THE LEGACY OF E ALA.
In 1981, on the rugged coast of west O‘ahu, E Ala was conceived by a peoples desire to know their origins and to create their destiny. A movement that gained momentum in the 1970's, known as the Hawaiian Renaissance. The vessel is of ancient design: a 45-foot long double- hulled voyaging canoe with a crab-claw sail and decking that sits on a 12-foot beam. The double-hulled canoe, or wa‘a kaulua, is hand-steered with a large paddle called a sweep; it is one of a handful of its kind in Hawai‘i crafted in modern times. A well-known example of this vessel is Hokule‘a, a 62-foot voyaging canoe of similar design that in 1976 and 1979, sailed back from Hawai‘i to Tahiti and back. This proved that ancient Polynesians navigated over 2,500 miles of open ocean without the use of nautical instruments. E Ala was built inspired by their historic voyages.
The late Georgette "Gege" Kawelo, was born June 3, 1940. In 2004, after the passing of her sister, Paige Kawelo Barber (former President), Aunty Gege took the reigns of President with the Wai‘anae Hawaiian Civic Club. Aunty Gege supported using E Ala, as a floating classroom to promote Hawaiian culture for area students and residents.
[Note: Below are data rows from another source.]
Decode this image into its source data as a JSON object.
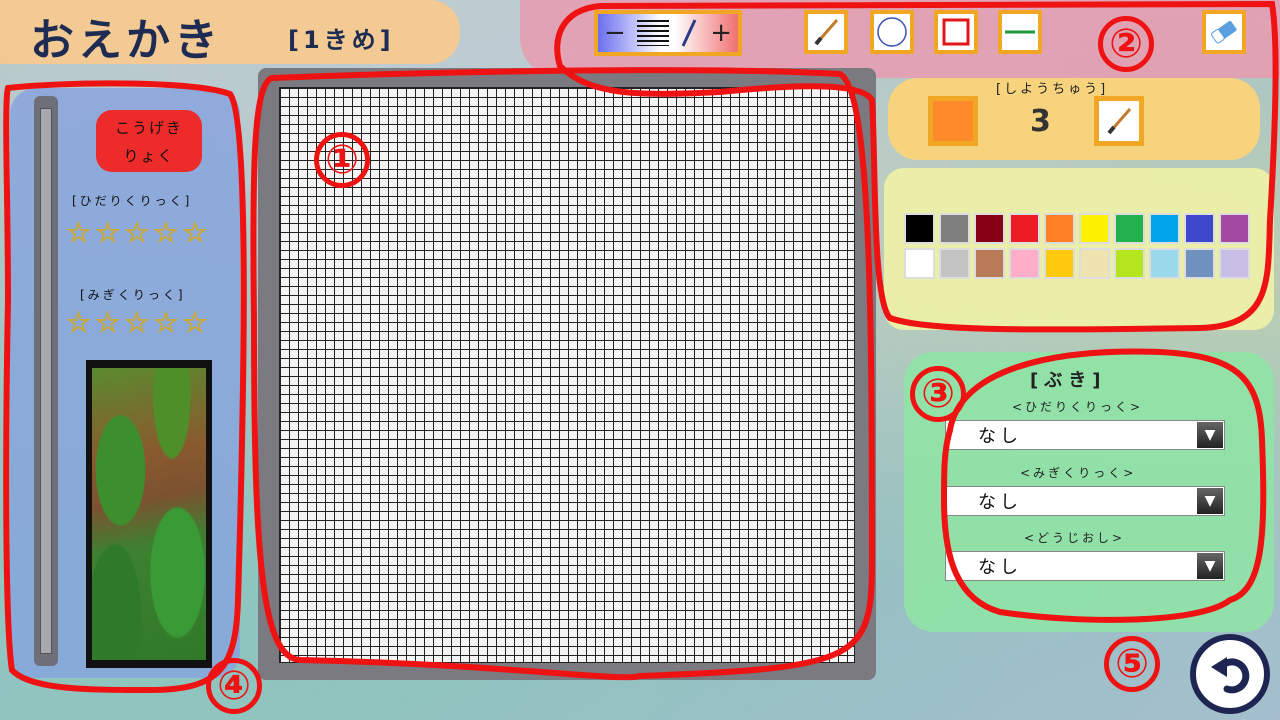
{
  "title": {
    "main": "おえかき",
    "sub": "[1きめ]"
  },
  "toolbar": {
    "size_minus": "−",
    "size_plus": "+",
    "tools": [
      {
        "name": "brush",
        "icon": "brush-icon"
      },
      {
        "name": "circle",
        "icon": "circle-icon"
      },
      {
        "name": "rectangle",
        "icon": "rectangle-icon"
      },
      {
        "name": "line",
        "icon": "line-icon"
      }
    ],
    "eraser_icon": "eraser-icon"
  },
  "in_use": {
    "label": "[しようちゅう]",
    "color": "#ff8a2a",
    "size": "3",
    "tool_icon": "brush-icon"
  },
  "palette": [
    "#000000",
    "#7f7f7f",
    "#880015",
    "#ed1c24",
    "#ff7f27",
    "#fff200",
    "#22b14c",
    "#00a2e8",
    "#3f48cc",
    "#a349a4",
    "#ffffff",
    "#c3c3c3",
    "#b97a57",
    "#ffaec9",
    "#ffc90e",
    "#efe4b0",
    "#b5e61d",
    "#99d9ea",
    "#7092be",
    "#c8bfe7"
  ],
  "weapon": {
    "title": "[ぶき]",
    "left_label": "<ひだりくりっく>",
    "left_value": "なし",
    "right_label": "<みぎくりっく>",
    "right_value": "なし",
    "both_label": "<どうじおし>",
    "both_value": "なし"
  },
  "left_panel": {
    "attack_line1": "こうげき",
    "attack_line2": "りょく",
    "left_click_label": "[ひだりくりっく]",
    "left_stars": "☆☆☆☆☆",
    "right_click_label": "[みぎくりっく]",
    "right_stars": "☆☆☆☆☆"
  },
  "annotations": [
    "①",
    "②",
    "③",
    "④",
    "⑤"
  ]
}
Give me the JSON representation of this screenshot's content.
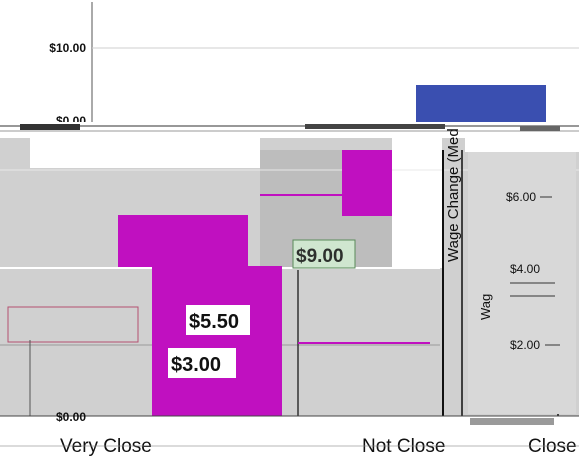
{
  "colors": {
    "magenta": "#c010c0",
    "blue": "#3a4fb0",
    "panel_gray": "#d0d0d0",
    "panel_gray_dark": "#bdbdbd",
    "white": "#ffffff"
  },
  "chart_data": [
    {
      "type": "bar",
      "title": "",
      "ylabel": "",
      "yticks": [
        "$10.00",
        "$0.00"
      ],
      "categories": [],
      "series": [
        {
          "values": [
            5.0
          ]
        }
      ],
      "color": "#3a4fb0"
    },
    {
      "type": "bar",
      "title": "",
      "ylabel": "",
      "yticks": [
        "$0.00"
      ],
      "categories": [
        "Very Close",
        "Not Close"
      ],
      "series": [
        {
          "values": [
            5.5,
            3.0
          ]
        }
      ],
      "data_labels": [
        "$5.50",
        "$3.00",
        "$9.00"
      ],
      "color": "#c010c0"
    },
    {
      "type": "bar",
      "title": "",
      "ylabel": "Wage Change (Med",
      "yticks": [
        "$6.00",
        "$4.00",
        "$2.00"
      ],
      "categories": [
        "Close"
      ],
      "series": [
        {
          "values": []
        }
      ]
    }
  ]
}
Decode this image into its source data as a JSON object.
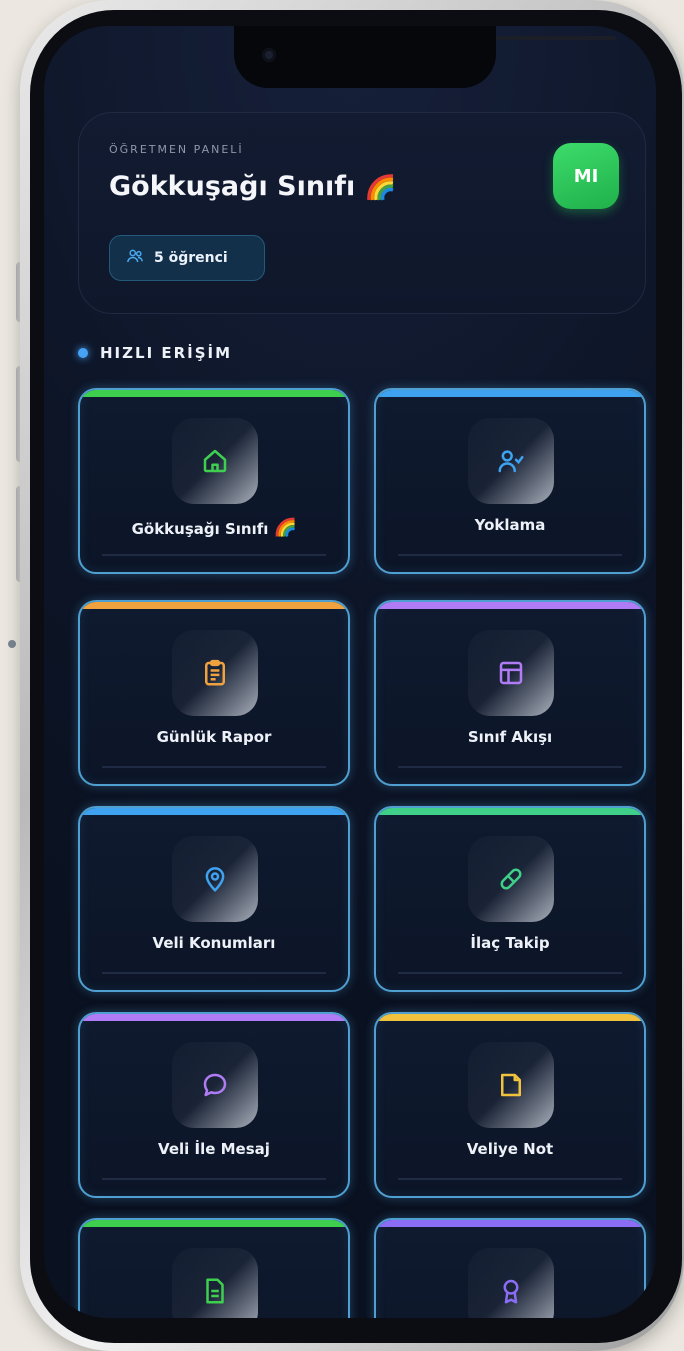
{
  "header": {
    "panel_label": "ÖĞRETMEN PANELİ",
    "class_name": "Gökkuşağı Sınıfı",
    "student_count": "5 öğrenci",
    "avatar_initials": "MI"
  },
  "section": {
    "title": "HIZLI ERİŞİM"
  },
  "tiles": [
    {
      "label": "Gökkuşağı Sınıfı",
      "icon": "home-icon",
      "color": "#3fcf4f",
      "emoji": true
    },
    {
      "label": "Yoklama",
      "icon": "user-check-icon",
      "color": "#3ea2f0"
    },
    {
      "label": "Günlük Rapor",
      "icon": "clipboard-icon",
      "color": "#f0a23e"
    },
    {
      "label": "Sınıf Akışı",
      "icon": "layout-icon",
      "color": "#b07cf5"
    },
    {
      "label": "Veli Konumları",
      "icon": "map-pin-icon",
      "color": "#3ea2f0"
    },
    {
      "label": "İlaç Takip",
      "icon": "pill-icon",
      "color": "#3fcf88"
    },
    {
      "label": "Veli İle Mesaj",
      "icon": "chat-icon",
      "color": "#b07cf5"
    },
    {
      "label": "Veliye Not",
      "icon": "note-icon",
      "color": "#f0c23e"
    },
    {
      "label": "",
      "icon": "document-icon",
      "color": "#3fcf4f"
    },
    {
      "label": "",
      "icon": "award-icon",
      "color": "#8a6cf5"
    }
  ]
}
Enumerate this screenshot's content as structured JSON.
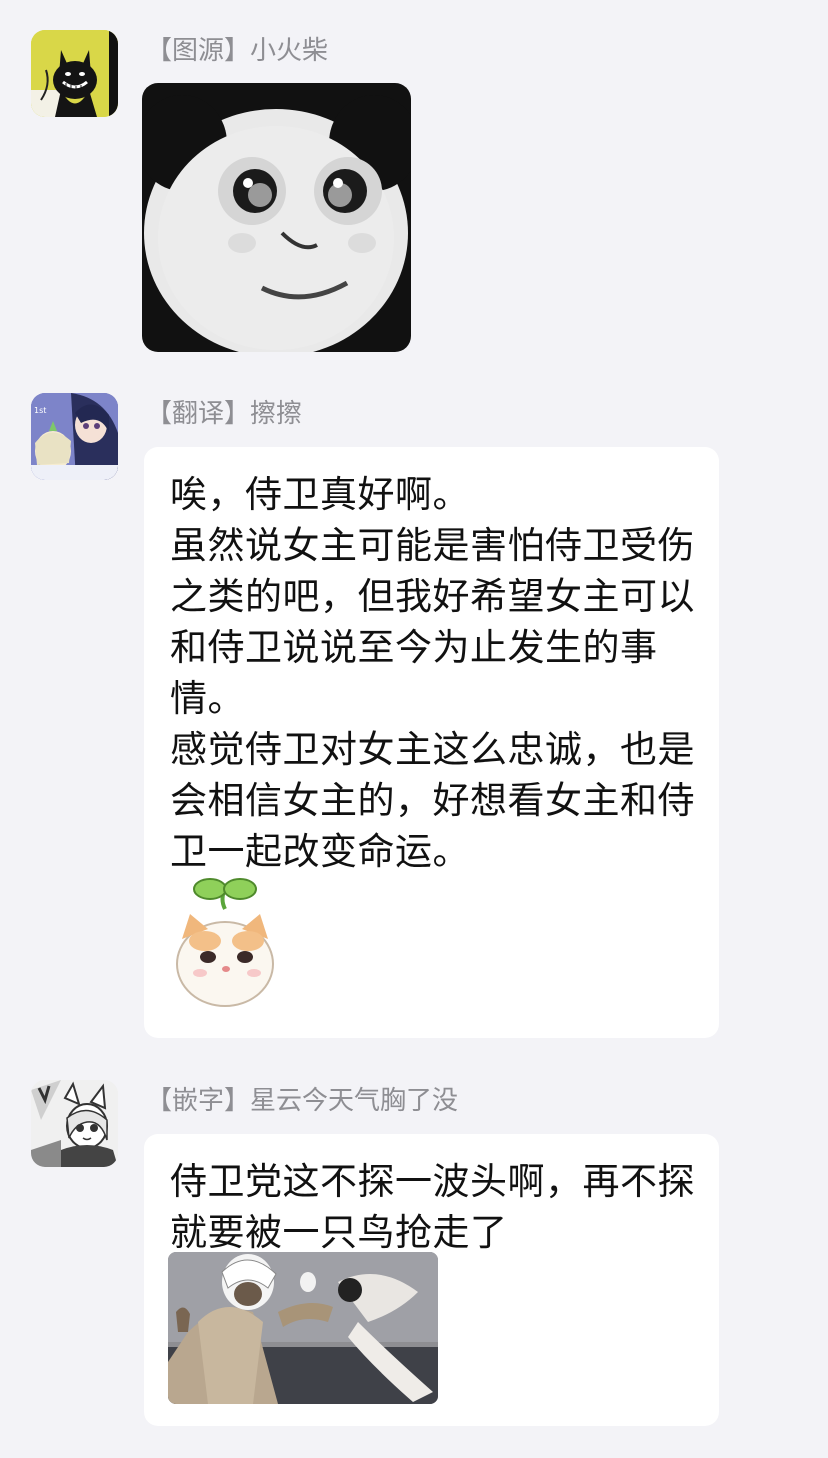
{
  "messages": [
    {
      "sender": "【图源】小火柴",
      "avatar_icon": "black-cat-grin-icon",
      "sticker_icon": "panda-face-meme-icon"
    },
    {
      "sender": "【翻译】擦擦",
      "avatar_icon": "anime-girls-avatar-icon",
      "lines": [
        "唉，侍卫真好啊。",
        "虽然说女主可能是害怕侍卫受伤之类的吧，但我好希望女主可以和侍卫说说至今为止发生的事情。",
        "感觉侍卫对女主这么忠诚，也是会相信女主的，好想看女主和侍卫一起改变命运。"
      ],
      "sticker_icon": "sprout-cat-sticker-icon"
    },
    {
      "sender": "【嵌字】星云今天气胸了没",
      "avatar_icon": "cat-ear-girl-peace-icon",
      "lines": [
        "侍卫党这不探一波头啊，再不探就要被一只鸟抢走了"
      ],
      "sticker_icon": "man-holding-bird-meme-icon"
    }
  ]
}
In addition to learning basic sailing canoe maintenance, students learn Hawaiian way-finding, an ancient Polynesian method of navigation whereby a captain reads the positions and paths of stars, the sun, clouds, winds, ocean swells and the flights of land-based birds; to find his or her way across the ocean.
THE LEGACY OF E ALA | E ALA HĀLAU WA'A | E ALA VOYAGING ACADEMY | KOKUA